• Brief:
Look through the entries. Copy each line that has the word "publicaciones".

Records from a data collection:
[Start of section]

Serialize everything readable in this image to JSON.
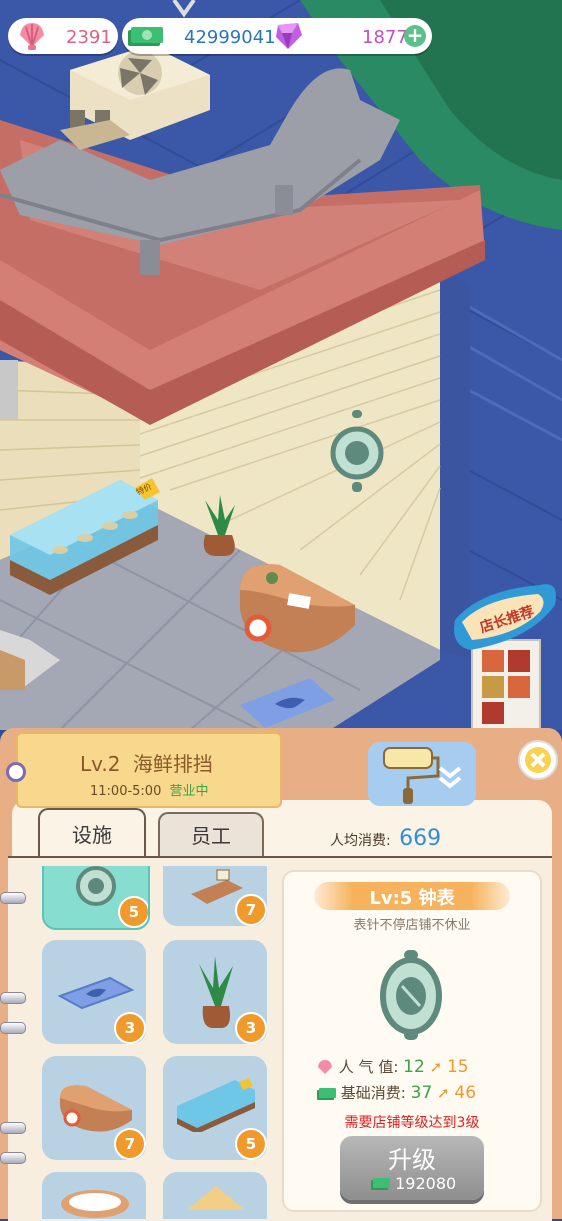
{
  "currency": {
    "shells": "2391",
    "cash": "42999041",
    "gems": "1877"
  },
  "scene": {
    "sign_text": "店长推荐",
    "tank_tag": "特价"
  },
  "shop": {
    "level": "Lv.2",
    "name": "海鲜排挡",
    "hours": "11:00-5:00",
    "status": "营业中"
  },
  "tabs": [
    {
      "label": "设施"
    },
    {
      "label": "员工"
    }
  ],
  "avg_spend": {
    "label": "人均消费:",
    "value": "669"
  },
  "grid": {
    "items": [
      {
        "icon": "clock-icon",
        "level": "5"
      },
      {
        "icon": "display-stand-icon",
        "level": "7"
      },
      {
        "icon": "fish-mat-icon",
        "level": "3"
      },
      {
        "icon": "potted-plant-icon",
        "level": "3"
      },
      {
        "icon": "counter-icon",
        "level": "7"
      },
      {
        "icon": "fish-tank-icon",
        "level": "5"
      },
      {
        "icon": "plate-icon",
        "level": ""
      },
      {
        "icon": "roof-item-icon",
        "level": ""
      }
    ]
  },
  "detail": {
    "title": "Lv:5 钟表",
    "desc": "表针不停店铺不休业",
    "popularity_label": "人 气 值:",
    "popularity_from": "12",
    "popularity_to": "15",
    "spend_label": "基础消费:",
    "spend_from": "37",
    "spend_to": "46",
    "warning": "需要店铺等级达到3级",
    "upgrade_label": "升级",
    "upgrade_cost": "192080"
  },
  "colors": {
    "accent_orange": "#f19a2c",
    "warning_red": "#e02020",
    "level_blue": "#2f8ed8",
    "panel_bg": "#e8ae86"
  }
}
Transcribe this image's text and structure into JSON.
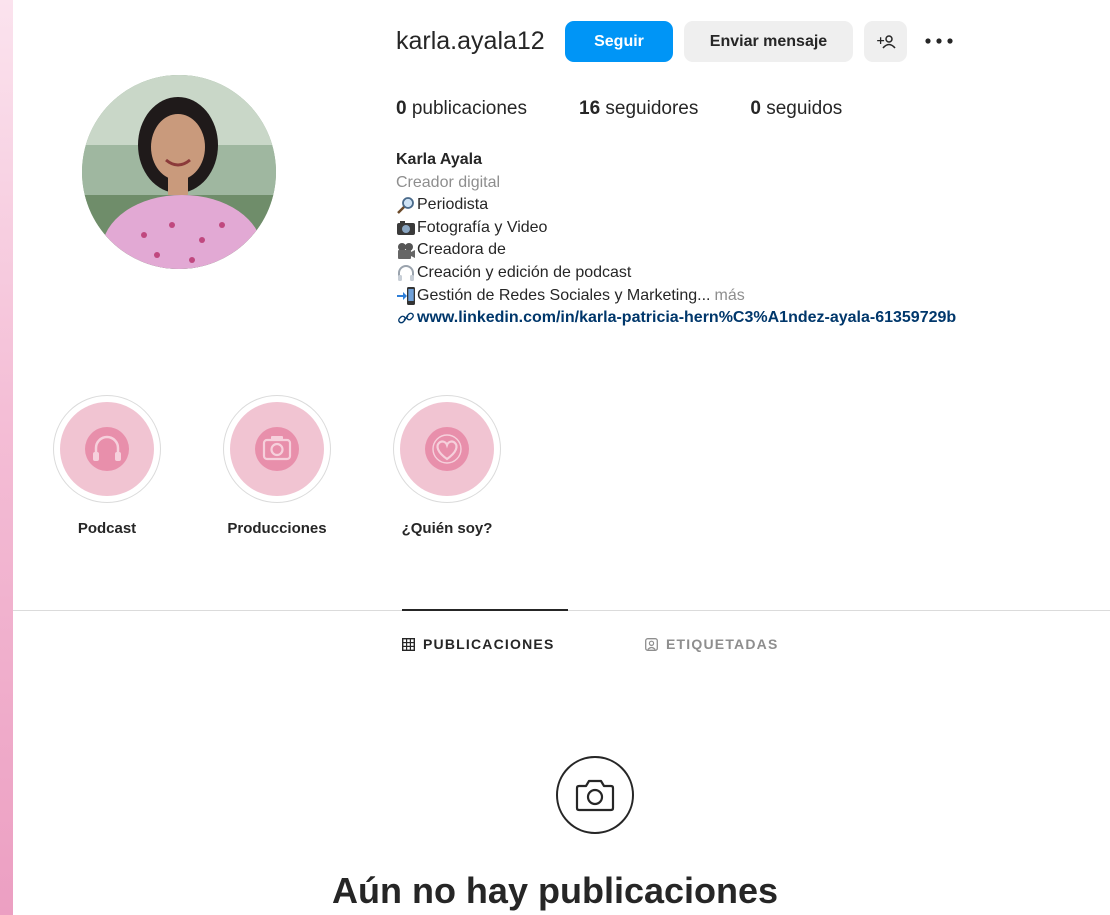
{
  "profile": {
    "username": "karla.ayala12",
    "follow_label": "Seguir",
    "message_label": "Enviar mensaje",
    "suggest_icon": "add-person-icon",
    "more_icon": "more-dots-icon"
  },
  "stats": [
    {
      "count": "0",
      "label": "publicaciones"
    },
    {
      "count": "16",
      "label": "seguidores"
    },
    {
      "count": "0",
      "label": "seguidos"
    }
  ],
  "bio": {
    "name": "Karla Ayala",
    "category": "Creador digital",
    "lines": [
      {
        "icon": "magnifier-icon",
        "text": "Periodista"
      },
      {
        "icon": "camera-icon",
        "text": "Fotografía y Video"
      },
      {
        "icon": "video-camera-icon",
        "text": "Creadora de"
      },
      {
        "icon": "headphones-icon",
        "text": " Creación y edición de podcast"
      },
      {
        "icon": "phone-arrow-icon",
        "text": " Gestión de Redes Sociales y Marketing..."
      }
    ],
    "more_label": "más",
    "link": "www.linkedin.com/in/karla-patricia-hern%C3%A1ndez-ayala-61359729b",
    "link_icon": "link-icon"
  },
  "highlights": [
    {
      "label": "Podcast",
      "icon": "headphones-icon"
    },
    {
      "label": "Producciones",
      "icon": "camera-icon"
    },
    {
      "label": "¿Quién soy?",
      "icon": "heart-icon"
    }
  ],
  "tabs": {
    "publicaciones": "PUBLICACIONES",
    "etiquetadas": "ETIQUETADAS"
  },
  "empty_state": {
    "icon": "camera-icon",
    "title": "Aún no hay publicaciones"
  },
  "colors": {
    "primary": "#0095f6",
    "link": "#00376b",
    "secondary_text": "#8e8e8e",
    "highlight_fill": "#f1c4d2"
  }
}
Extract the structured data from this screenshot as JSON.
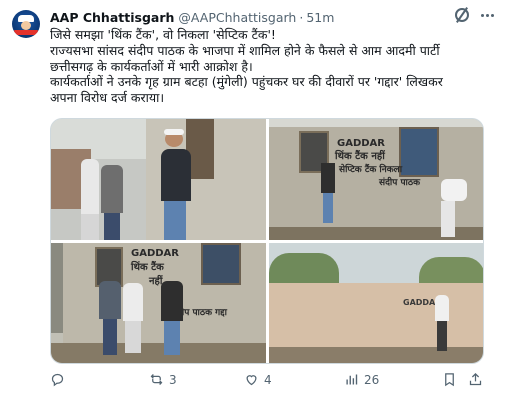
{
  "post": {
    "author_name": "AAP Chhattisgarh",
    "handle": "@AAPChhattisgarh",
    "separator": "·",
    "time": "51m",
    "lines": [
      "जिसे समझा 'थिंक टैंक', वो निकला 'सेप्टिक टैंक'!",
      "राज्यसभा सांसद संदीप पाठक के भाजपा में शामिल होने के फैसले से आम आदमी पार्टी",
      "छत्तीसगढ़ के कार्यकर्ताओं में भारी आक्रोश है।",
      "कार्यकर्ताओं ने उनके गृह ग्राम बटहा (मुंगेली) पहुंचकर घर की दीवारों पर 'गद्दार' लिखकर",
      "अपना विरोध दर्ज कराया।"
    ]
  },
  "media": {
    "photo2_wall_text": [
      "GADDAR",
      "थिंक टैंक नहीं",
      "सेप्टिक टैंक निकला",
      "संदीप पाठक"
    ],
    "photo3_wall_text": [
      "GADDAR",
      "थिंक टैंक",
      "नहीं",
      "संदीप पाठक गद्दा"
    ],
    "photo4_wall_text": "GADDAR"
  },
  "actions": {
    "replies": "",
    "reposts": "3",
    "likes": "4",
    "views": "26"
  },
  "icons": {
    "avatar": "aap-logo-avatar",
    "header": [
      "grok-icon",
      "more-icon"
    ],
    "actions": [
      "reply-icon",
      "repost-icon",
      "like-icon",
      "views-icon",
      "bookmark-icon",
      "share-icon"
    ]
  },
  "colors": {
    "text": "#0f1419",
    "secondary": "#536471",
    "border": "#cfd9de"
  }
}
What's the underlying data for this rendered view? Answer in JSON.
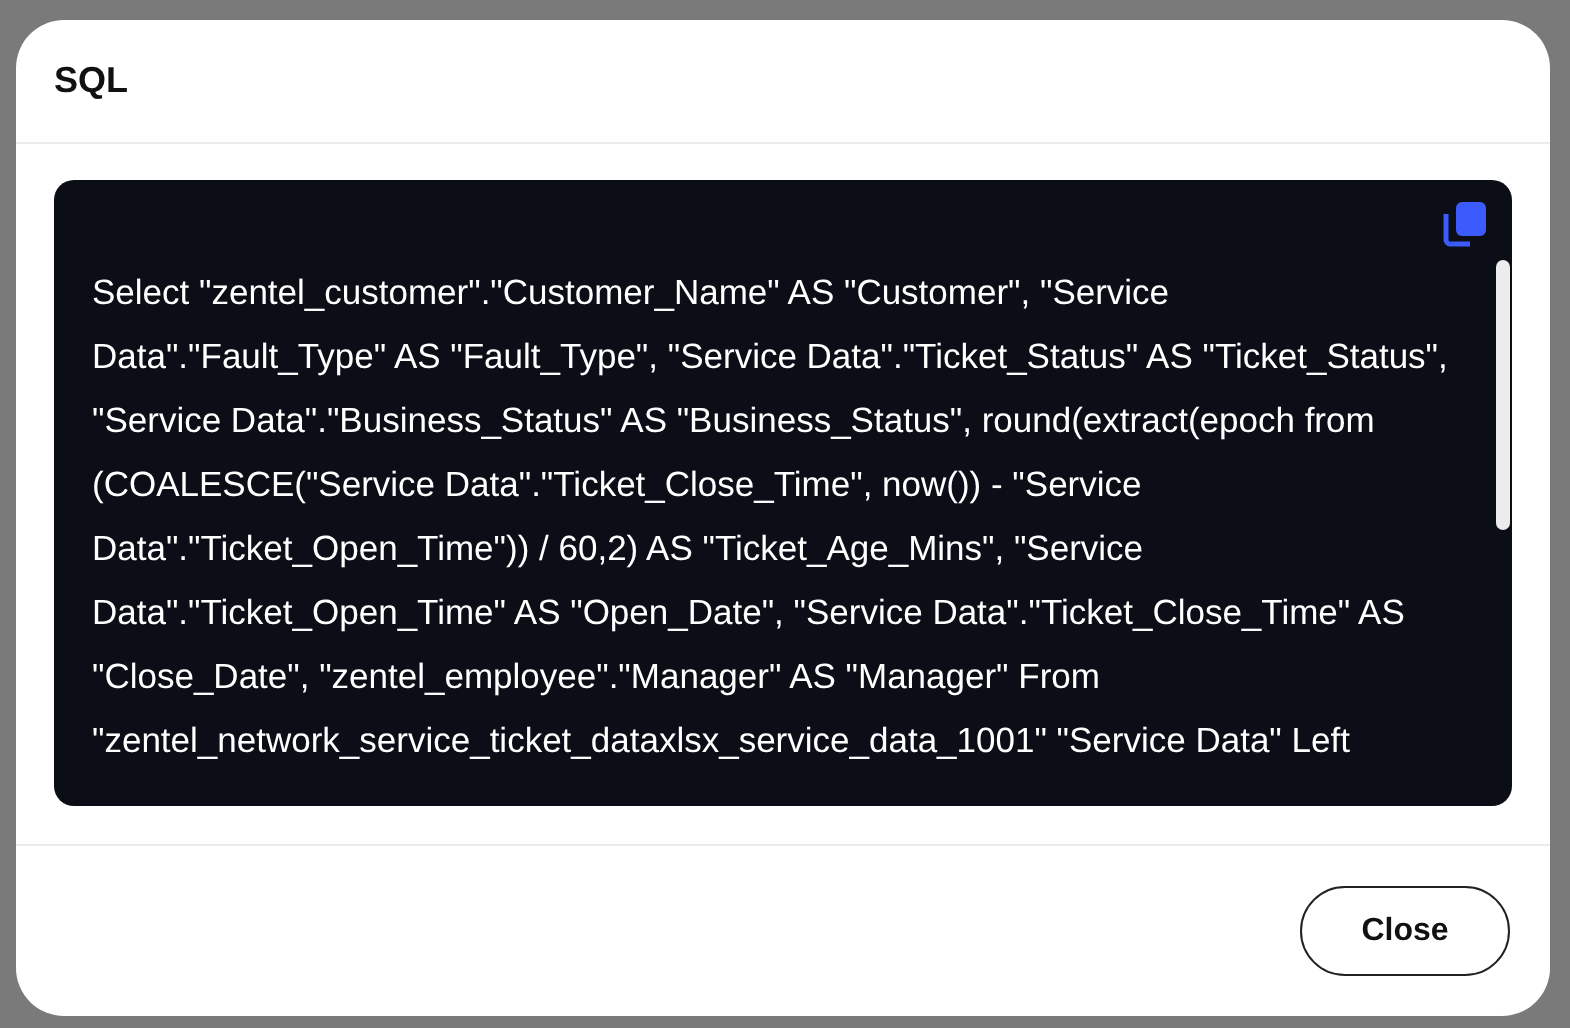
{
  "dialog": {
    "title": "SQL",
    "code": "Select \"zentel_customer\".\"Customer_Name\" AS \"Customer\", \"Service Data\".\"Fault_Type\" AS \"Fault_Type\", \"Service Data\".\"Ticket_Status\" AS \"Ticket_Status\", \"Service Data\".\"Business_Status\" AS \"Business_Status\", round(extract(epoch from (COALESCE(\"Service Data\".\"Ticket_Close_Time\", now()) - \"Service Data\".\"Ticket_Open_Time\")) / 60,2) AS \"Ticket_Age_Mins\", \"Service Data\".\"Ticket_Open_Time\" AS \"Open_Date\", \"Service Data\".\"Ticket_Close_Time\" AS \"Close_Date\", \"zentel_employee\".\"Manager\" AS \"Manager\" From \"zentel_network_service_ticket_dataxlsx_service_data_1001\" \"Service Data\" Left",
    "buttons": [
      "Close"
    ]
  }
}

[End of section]

• Exercise answer:
      "label": "publicaciones"
    "publicaciones": "PUBLICACIONES",
    "title": "Aún no hay publicaciones"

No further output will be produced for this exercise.